Task →
Print the data in full, exactly as it reads.

-- Dataset extract follows --

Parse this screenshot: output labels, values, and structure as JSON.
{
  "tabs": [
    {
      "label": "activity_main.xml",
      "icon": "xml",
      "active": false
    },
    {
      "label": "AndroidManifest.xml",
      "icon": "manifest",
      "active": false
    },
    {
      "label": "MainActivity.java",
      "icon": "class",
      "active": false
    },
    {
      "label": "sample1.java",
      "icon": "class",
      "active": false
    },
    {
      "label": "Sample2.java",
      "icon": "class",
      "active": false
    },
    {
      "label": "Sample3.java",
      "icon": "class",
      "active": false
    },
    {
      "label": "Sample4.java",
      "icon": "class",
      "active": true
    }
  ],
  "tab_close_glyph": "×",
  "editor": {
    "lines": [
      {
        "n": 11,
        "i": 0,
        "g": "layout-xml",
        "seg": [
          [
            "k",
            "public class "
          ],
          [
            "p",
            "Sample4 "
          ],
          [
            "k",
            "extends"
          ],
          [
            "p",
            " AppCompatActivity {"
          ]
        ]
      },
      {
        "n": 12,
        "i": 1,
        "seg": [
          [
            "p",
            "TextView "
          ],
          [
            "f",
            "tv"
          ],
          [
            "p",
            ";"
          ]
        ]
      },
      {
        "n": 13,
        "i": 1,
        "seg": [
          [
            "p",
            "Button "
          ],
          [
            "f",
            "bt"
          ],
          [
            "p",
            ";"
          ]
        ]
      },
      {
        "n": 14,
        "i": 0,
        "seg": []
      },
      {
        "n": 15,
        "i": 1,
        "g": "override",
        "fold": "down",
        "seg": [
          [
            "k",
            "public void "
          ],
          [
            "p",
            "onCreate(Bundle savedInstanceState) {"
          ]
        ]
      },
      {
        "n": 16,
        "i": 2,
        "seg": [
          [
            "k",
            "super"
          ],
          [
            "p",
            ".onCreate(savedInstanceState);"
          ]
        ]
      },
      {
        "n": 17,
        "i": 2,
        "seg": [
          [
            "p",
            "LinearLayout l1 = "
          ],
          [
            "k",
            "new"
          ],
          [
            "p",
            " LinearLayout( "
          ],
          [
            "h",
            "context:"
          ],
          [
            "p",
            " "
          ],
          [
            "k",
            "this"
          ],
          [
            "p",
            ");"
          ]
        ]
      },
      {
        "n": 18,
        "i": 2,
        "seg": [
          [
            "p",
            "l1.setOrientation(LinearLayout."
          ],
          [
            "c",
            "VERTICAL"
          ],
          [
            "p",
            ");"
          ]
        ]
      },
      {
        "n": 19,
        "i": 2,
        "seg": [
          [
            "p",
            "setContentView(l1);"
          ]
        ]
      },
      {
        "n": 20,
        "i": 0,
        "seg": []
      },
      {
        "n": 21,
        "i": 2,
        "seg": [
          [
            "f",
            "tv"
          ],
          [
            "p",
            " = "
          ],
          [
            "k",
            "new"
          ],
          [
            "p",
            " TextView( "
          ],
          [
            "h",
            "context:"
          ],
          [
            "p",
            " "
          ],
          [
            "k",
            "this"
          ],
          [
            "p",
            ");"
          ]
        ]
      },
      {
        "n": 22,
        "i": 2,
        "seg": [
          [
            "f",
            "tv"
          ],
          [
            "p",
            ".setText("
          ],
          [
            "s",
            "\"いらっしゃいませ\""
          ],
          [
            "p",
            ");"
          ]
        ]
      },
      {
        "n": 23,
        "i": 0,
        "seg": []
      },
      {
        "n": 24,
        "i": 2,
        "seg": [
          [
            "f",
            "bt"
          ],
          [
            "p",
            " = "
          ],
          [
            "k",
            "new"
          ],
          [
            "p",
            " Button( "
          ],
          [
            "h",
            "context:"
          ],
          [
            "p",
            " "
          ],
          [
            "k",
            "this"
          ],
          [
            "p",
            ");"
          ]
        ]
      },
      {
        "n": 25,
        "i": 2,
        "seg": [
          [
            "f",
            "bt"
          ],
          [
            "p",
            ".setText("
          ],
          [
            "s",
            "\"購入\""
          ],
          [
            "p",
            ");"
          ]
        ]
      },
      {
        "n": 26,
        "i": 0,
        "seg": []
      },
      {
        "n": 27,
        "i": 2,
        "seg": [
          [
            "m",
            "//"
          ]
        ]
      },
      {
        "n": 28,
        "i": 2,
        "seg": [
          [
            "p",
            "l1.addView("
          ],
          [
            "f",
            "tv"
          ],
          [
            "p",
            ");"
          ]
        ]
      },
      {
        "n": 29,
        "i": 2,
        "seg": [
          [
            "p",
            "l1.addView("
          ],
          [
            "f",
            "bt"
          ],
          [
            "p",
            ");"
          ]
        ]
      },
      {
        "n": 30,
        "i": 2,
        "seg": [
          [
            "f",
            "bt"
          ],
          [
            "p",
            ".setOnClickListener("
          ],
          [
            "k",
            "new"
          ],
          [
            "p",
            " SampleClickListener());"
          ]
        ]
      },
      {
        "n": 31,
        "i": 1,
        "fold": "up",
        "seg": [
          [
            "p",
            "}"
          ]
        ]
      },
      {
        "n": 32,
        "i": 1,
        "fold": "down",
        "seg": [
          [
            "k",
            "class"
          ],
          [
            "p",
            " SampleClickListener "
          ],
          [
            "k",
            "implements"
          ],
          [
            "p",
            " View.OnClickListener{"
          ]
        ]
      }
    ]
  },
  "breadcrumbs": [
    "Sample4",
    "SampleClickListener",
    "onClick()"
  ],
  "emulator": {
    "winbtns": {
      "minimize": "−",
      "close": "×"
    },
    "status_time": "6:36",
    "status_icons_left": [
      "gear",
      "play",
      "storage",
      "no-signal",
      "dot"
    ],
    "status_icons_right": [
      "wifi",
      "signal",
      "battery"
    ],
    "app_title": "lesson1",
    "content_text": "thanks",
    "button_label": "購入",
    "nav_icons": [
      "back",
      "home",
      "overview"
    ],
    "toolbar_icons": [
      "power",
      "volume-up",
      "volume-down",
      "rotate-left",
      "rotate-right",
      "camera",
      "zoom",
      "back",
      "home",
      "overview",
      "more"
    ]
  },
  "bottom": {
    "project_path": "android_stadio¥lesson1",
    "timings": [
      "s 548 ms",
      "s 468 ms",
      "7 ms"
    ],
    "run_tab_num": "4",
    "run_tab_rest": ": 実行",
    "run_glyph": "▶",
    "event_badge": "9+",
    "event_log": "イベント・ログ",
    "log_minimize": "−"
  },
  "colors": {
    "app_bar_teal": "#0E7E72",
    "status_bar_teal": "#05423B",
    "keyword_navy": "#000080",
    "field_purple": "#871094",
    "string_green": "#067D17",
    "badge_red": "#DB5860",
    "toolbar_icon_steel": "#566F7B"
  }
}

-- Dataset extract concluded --

Answer →
Parse this screenshot: output labels, values, and structure as JSON.
{
  "tabs": [
    {
      "label": "activity_main.xml",
      "icon": "xml",
      "active": false
    },
    {
      "label": "AndroidManifest.xml",
      "icon": "manifest",
      "active": false
    },
    {
      "label": "MainActivity.java",
      "icon": "class",
      "active": false
    },
    {
      "label": "sample1.java",
      "icon": "class",
      "active": false
    },
    {
      "label": "Sample2.java",
      "icon": "class",
      "active": false
    },
    {
      "label": "Sample3.java",
      "icon": "class",
      "active": false
    },
    {
      "label": "Sample4.java",
      "icon": "class",
      "active": true
    }
  ],
  "tab_close_glyph": "×",
  "editor": {
    "lines": [
      {
        "n": 11,
        "i": 0,
        "g": "layout-xml",
        "seg": [
          [
            "k",
            "public class "
          ],
          [
            "p",
            "Sample4 "
          ],
          [
            "k",
            "extends"
          ],
          [
            "p",
            " AppCompatActivity {"
          ]
        ]
      },
      {
        "n": 12,
        "i": 1,
        "seg": [
          [
            "p",
            "TextView "
          ],
          [
            "f",
            "tv"
          ],
          [
            "p",
            ";"
          ]
        ]
      },
      {
        "n": 13,
        "i": 1,
        "seg": [
          [
            "p",
            "Button "
          ],
          [
            "f",
            "bt"
          ],
          [
            "p",
            ";"
          ]
        ]
      },
      {
        "n": 14,
        "i": 0,
        "seg": []
      },
      {
        "n": 15,
        "i": 1,
        "g": "override",
        "fold": "down",
        "seg": [
          [
            "k",
            "public void "
          ],
          [
            "p",
            "onCreate(Bundle savedInstanceState) {"
          ]
        ]
      },
      {
        "n": 16,
        "i": 2,
        "seg": [
          [
            "k",
            "super"
          ],
          [
            "p",
            ".onCreate(savedInstanceState);"
          ]
        ]
      },
      {
        "n": 17,
        "i": 2,
        "seg": [
          [
            "p",
            "LinearLayout l1 = "
          ],
          [
            "k",
            "new"
          ],
          [
            "p",
            " LinearLayout( "
          ],
          [
            "h",
            "context:"
          ],
          [
            "p",
            " "
          ],
          [
            "k",
            "this"
          ],
          [
            "p",
            ");"
          ]
        ]
      },
      {
        "n": 18,
        "i": 2,
        "seg": [
          [
            "p",
            "l1.setOrientation(LinearLayout."
          ],
          [
            "c",
            "VERTICAL"
          ],
          [
            "p",
            ");"
          ]
        ]
      },
      {
        "n": 19,
        "i": 2,
        "seg": [
          [
            "p",
            "setContentView(l1);"
          ]
        ]
      },
      {
        "n": 20,
        "i": 0,
        "seg": []
      },
      {
        "n": 21,
        "i": 2,
        "seg": [
          [
            "f",
            "tv"
          ],
          [
            "p",
            " = "
          ],
          [
            "k",
            "new"
          ],
          [
            "p",
            " TextView( "
          ],
          [
            "h",
            "context:"
          ],
          [
            "p",
            " "
          ],
          [
            "k",
            "this"
          ],
          [
            "p",
            ");"
          ]
        ]
      },
      {
        "n": 22,
        "i": 2,
        "seg": [
          [
            "f",
            "tv"
          ],
          [
            "p",
            ".setText("
          ],
          [
            "s",
            "\"いらっしゃいませ\""
          ],
          [
            "p",
            ");"
          ]
        ]
      },
      {
        "n": 23,
        "i": 0,
        "seg": []
      },
      {
        "n": 24,
        "i": 2,
        "seg": [
          [
            "f",
            "bt"
          ],
          [
            "p",
            " = "
          ],
          [
            "k",
            "new"
          ],
          [
            "p",
            " Button( "
          ],
          [
            "h",
            "context:"
          ],
          [
            "p",
            " "
          ],
          [
            "k",
            "this"
          ],
          [
            "p",
            ");"
          ]
        ]
      },
      {
        "n": 25,
        "i": 2,
        "seg": [
          [
            "f",
            "bt"
          ],
          [
            "p",
            ".setText("
          ],
          [
            "s",
            "\"購入\""
          ],
          [
            "p",
            ");"
          ]
        ]
      },
      {
        "n": 26,
        "i": 0,
        "seg": []
      },
      {
        "n": 27,
        "i": 2,
        "seg": [
          [
            "m",
            "//"
          ]
        ]
      },
      {
        "n": 28,
        "i": 2,
        "seg": [
          [
            "p",
            "l1.addView("
          ],
          [
            "f",
            "tv"
          ],
          [
            "p",
            ");"
          ]
        ]
      },
      {
        "n": 29,
        "i": 2,
        "seg": [
          [
            "p",
            "l1.addView("
          ],
          [
            "f",
            "bt"
          ],
          [
            "p",
            ");"
          ]
        ]
      },
      {
        "n": 30,
        "i": 2,
        "seg": [
          [
            "f",
            "bt"
          ],
          [
            "p",
            ".setOnClickListener("
          ],
          [
            "k",
            "new"
          ],
          [
            "p",
            " SampleClickListener());"
          ]
        ]
      },
      {
        "n": 31,
        "i": 1,
        "fold": "up",
        "seg": [
          [
            "p",
            "}"
          ]
        ]
      },
      {
        "n": 32,
        "i": 1,
        "fold": "down",
        "seg": [
          [
            "k",
            "class"
          ],
          [
            "p",
            " SampleClickListener "
          ],
          [
            "k",
            "implements"
          ],
          [
            "p",
            " View.OnClickListener{"
          ]
        ]
      }
    ]
  },
  "breadcrumbs": [
    "Sample4",
    "SampleClickListener",
    "onClick()"
  ],
  "emulator": {
    "winbtns": {
      "minimize": "−",
      "close": "×"
    },
    "status_time": "6:36",
    "status_icons_left": [
      "gear",
      "play",
      "storage",
      "no-signal",
      "dot"
    ],
    "status_icons_right": [
      "wifi",
      "signal",
      "battery"
    ],
    "app_title": "lesson1",
    "content_text": "thanks",
    "button_label": "購入",
    "nav_icons": [
      "back",
      "home",
      "overview"
    ],
    "toolbar_icons": [
      "power",
      "volume-up",
      "volume-down",
      "rotate-left",
      "rotate-right",
      "camera",
      "zoom",
      "back",
      "home",
      "overview",
      "more"
    ]
  },
  "bottom": {
    "project_path": "android_stadio¥lesson1",
    "timings": [
      "s 548 ms",
      "s 468 ms",
      "7 ms"
    ],
    "run_tab_num": "4",
    "run_tab_rest": ": 実行",
    "run_glyph": "▶",
    "event_badge": "9+",
    "event_log": "イベント・ログ",
    "log_minimize": "−"
  },
  "colors": {
    "app_bar_teal": "#0E7E72",
    "status_bar_teal": "#05423B",
    "keyword_navy": "#000080",
    "field_purple": "#871094",
    "string_green": "#067D17",
    "badge_red": "#DB5860",
    "toolbar_icon_steel": "#566F7B"
  }
}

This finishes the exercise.